* **What you need to do**:
Filter the listing below, please, and copy only the lines with the word "generated".

* **Exercise material**:
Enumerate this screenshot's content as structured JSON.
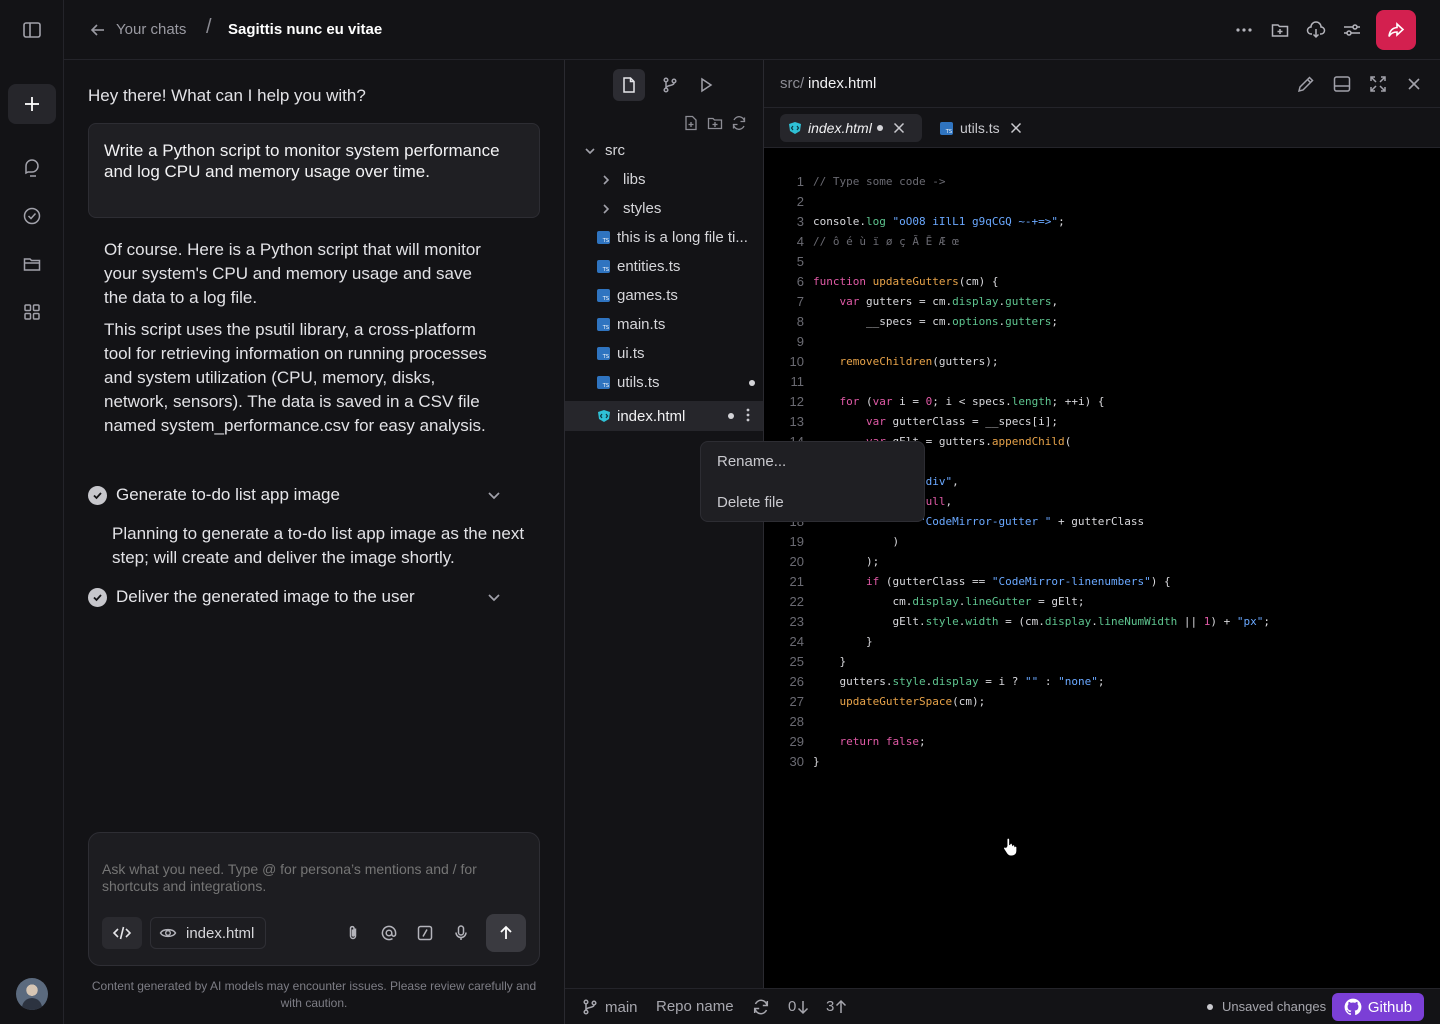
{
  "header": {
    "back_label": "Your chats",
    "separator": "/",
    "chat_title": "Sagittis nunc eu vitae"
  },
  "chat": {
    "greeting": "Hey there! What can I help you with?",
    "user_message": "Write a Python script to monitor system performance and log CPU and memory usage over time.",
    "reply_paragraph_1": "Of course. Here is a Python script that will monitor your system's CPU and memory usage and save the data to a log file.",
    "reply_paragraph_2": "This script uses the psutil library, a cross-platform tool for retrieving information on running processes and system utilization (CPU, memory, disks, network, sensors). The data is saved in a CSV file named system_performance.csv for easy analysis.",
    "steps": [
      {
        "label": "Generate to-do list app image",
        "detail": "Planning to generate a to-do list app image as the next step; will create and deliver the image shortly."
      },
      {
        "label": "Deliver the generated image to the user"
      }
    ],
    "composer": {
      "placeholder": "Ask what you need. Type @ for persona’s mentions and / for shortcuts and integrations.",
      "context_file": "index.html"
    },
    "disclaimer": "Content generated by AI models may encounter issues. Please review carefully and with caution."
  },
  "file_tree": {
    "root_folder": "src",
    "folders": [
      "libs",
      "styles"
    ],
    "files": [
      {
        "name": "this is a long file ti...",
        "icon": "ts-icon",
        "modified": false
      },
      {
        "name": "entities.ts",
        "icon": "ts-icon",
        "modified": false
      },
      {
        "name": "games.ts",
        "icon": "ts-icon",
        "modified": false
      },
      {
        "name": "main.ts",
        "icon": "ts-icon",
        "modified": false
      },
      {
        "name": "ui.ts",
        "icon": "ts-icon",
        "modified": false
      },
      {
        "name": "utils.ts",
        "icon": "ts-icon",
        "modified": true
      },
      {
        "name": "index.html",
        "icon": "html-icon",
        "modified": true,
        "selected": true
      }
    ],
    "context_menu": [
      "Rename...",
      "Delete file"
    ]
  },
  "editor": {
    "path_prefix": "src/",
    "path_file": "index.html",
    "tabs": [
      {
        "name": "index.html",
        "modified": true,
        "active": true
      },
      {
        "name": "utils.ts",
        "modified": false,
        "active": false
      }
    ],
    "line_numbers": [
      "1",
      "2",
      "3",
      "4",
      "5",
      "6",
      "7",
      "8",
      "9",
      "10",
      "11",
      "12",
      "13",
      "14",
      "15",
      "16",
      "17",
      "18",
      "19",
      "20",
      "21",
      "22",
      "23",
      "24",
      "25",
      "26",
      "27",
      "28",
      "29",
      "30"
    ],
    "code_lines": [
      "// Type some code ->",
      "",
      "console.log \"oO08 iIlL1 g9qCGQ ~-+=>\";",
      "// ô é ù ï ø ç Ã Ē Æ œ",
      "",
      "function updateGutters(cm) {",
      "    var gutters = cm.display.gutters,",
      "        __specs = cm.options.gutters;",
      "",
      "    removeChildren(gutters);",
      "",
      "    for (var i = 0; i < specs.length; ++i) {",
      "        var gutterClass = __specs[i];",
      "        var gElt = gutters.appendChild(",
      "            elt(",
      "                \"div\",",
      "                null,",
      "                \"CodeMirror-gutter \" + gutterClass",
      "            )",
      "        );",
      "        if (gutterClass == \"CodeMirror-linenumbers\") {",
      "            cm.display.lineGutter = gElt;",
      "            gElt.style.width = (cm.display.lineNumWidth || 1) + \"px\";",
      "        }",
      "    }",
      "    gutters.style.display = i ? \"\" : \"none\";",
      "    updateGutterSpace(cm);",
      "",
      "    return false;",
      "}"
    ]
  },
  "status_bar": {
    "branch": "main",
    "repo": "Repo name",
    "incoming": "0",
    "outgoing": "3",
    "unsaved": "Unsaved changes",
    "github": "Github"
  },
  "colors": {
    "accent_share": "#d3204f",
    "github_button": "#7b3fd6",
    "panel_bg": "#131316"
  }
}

* **Response for this exercise**:
        "label": "Deliver the generated image to the user"
    "disclaimer": "Content generated by AI models may encounter issues. Please review carefully and with caution."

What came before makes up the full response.